There's no question that Bonnaroo festival-goers wear a costume of tie-dye, patchwork, and patchouli like we imagined they would, but contrastingly, the acts are actually pretty diverse. There's no genre—more than any other festival, it seems like a venue where people learn about bands they've never heard of, as opposed to one they've attended with favorites in mind. Everyone we spoke with had a few favorites ("Weezer!" "Jay-Z!" "Dave Matthews Band!"), but mostly the crowds seemed like they were rambling from stage to stage in search of nothing in particular. Receptive audiences are good for bands, and the unpredictability of the line-up is smart.
We took our first trip of the day to Latino Alternativo, a showcase for Latin American acts. It's a relief that the festival curated something as tricky and loaded as a "Latin American" stage without reducing it to anything obvious or limited, and we saw Colombia's Bomba Estereo and the Mexican Institute of Sound right after each other in the noon-time sun. They were both a jolt of caffeine, energetic without insanity.

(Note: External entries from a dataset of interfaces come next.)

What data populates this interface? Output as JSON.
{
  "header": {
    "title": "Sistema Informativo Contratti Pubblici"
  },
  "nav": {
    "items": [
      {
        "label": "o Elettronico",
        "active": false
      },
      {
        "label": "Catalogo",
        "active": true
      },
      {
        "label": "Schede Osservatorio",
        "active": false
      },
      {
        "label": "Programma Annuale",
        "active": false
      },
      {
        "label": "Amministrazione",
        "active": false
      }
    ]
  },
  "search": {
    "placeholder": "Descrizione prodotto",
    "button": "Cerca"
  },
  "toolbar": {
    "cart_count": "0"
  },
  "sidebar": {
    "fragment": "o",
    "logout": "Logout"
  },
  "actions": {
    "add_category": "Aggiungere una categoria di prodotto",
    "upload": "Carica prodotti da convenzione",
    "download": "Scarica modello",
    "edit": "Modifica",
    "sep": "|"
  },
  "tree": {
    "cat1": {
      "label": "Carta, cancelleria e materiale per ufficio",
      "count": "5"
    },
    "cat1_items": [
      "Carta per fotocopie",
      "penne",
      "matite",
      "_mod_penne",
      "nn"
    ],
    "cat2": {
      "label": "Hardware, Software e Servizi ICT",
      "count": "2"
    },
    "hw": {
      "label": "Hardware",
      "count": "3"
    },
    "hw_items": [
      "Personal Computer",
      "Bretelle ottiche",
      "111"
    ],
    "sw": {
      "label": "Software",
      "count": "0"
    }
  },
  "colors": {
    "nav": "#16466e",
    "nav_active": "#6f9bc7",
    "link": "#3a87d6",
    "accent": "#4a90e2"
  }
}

At 3:30, we scurried between Jimmy Cliff and Isis, a mindfuck of a mix for sure, but a good one. Isis are breaking up in a few weeks and they are, apparently, trying to go out as loudly as possible. They were the first heavy band we saw, and that type of music has always seemed tailor-made for a festival—the sound was beastly and incredible. Jimmy Cliff was quite the opposite, but just as important, singing like a his cover of smooth classic "I Can See Clearly Now" like a siesta lullaby. On the way to the next stage, our walk was interrupted by a caravan of golf carts carrying the members of GWAR in full costume. They yelled something at us, not in a mean way, just in a GWAR way. We were on our way to the Melvins. In an interview with Buzzo earlier in the day, he said he would have killed to see Judy Garland play live. He's no Judy, for sure, but Bonnaroo was definitely a sludgy Carnegie Hall for the band. They are one of the heaviest bands in the universe and their pummeling sound vibrated the audience.
Next up was an insane twosome, first Stevie Wonder and then Jay-Z. Stevie was literally a hit machine, a jukebox. We laid around and everyone sang to every song. Some baby boomers got mad at us for not standing and dancing to Stevie, but we were enjoying him at our own speed. Our favorite was "My Cherie Amour" because he sang the "La-La-La-La-La-La" part over and over and that's maybe the most beautiful trill in the history of music. Jay-Z, of course, was also a one-man Top 40 chart. Everyone knows he's had a million number one singles, but then when he does them all consecutively, you remember he's been the radio's guardian angel for over 15 years.
At 1:30 AM, we sauntered to a show by Lissie at the Budweiser Troo Music Lounge for a comedown. The Troo Music Lounge ended up being the best late night spot for us because of intimate shows like Lissie. She makes raw pop, live her voice is gruffer and more whiskeyed than on record, but because songs like hers don't need or ask for polish. Jay-Z's got so much bombast, but Lissie brought things down to the mud.